Tag Archives: medicine

UMKC School of Medicine Ranks Among the Nation’s Best

The UMKC School of Medicine was the highest-ranked medical school in Missouri for Primary Care in the 2023 graduate school rankings by U.S. News & World Report.

UMKC’s ranking of no. 52 in the nation was up 12 places from last year’s rankings. Other Missouri medical schools that made the rankings included Washington University and Saint Louis University, tied at no. 56; and the University of Missouri-Columbia, no. 67.

The school of medicine also ranked 29th among schools with the most graduate physicians practicing in medically underserved areas. It also ranked 85th for research medical schools, up three spots from a year ago.

The 2023 rankings list was released March 29.

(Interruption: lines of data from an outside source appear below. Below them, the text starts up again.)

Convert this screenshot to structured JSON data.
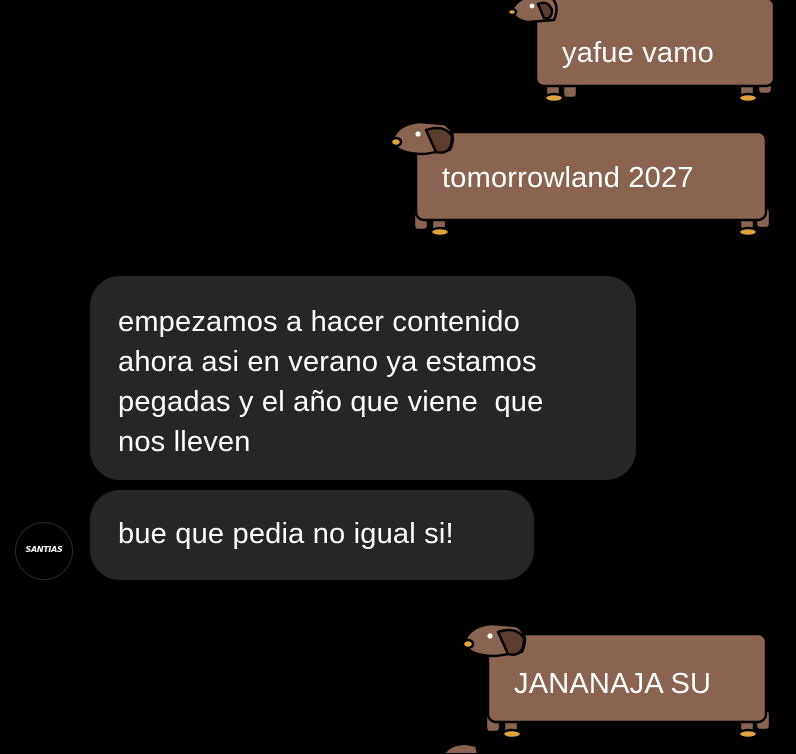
{
  "conversation": {
    "sent_messages": [
      {
        "text": "yafue vamo"
      },
      {
        "text": "tomorrowland 2027"
      },
      {
        "text": "JANANAJA SU"
      }
    ],
    "received_messages": [
      {
        "lines": [
          "empezamos a hacer contenido",
          "ahora asi en verano ya estamos",
          "pegadas y el año que viene  que",
          "nos lleven"
        ]
      },
      {
        "lines": [
          "bue que pedia no igual si!"
        ]
      }
    ],
    "avatar": {
      "label": "SANTIAS",
      "icon": "profile-avatar"
    }
  },
  "theme": {
    "background": "#000000",
    "received_bubble": "#262626",
    "sent_bubble_dog_body": "#8b6451",
    "dog_ear": "#5a3d2e",
    "dog_nose_and_paws": "#e0a33f",
    "text": "#ffffff"
  }
}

“The UMKC School of Medicine opened its doors more than 50 years ago on our Health Sciences District campus with a commitment to serve the people of Missouri,” said Mary Anne Jackson, M.D., dean of the UMKC School of Medicine. “We are leading the way as we provide the highest quality programs to educate our next generation of outstanding health care professionals and provide the highest quality of care to our community and beyond.”

Jackson noted that the UMKC medical program is built on the enduring vision of Dr. E. Grey Dimond. Students experience an innovative curriculum, care for patients in clinical settings from day one, and learn in small teams led by docent physician mentors, who emphasize a humanistic approach to medicine. And now UMKC’s model takes place not only on the Kansas City campus but in St. Joseph, Missouri, serving a more rural population.

Earlier this year, in its annual ranking of online graduate programs, U.S. News ranked the online graduate nursing program at the UMKC School of Nursing and Health Studies among the nation’s top 50 for the tenth consecutive year.

Noback-Burton lecturer discusses physician challenges during COVID pandemic

The challenges of being a physician during the time of COVID-19 are nothing new to medical professionals said Kevin Churchwell, M.D., president and chief executive officer of Boston Children’s Hospital. The ongoing pandemic has increasingly brought those issues to light.

Churchwell delivered his remarks to faculty and staff of the UMKC School of Medicine as the keynote speaker for the annual Noback-Burton Lectureship held virtually on Dec. 9.

He outlined four particular challenges physicians have faced that include information overload, dealing with shift work, time commitment and finding an adequate work-life balance.

“I hope you realize that it’s not just in a time of COVID that these challenges are presented to us,” he said. “These are challenges that have faced us since the beginning of time. It’s really a challenge of how do we continue to see medicine as a profession.”

At the children’s hospital in Boston, Churchwell said, leaders have addressed the issues by creating the Boston Children’s Hospital academy for teaching education, innovation and scholarship. It is a program that explores how to help physicians, practitioners and residents with the information overload, while promoting excellence in innovation and offering mentorship and support to help with career development.

“No matter what, in the time of COVID or outside of COVID, I believe the issues that we’re facing now are the issues that we will continue to face,” Churchwell said. “The solution will be to start by treating medicine as a profession.”

The Noback-Burton Lecture series is endowed by James Riscoe, M.D., ’75, a member of the school’s third graduating class. Riscoe started the event in 2016 to honor Richardson K. Noback, M.D., the first dean of the School of Medicine, and the late Jerry Burton, M.D., ’73, a classmate who is recognized as the first graduate of the medical school.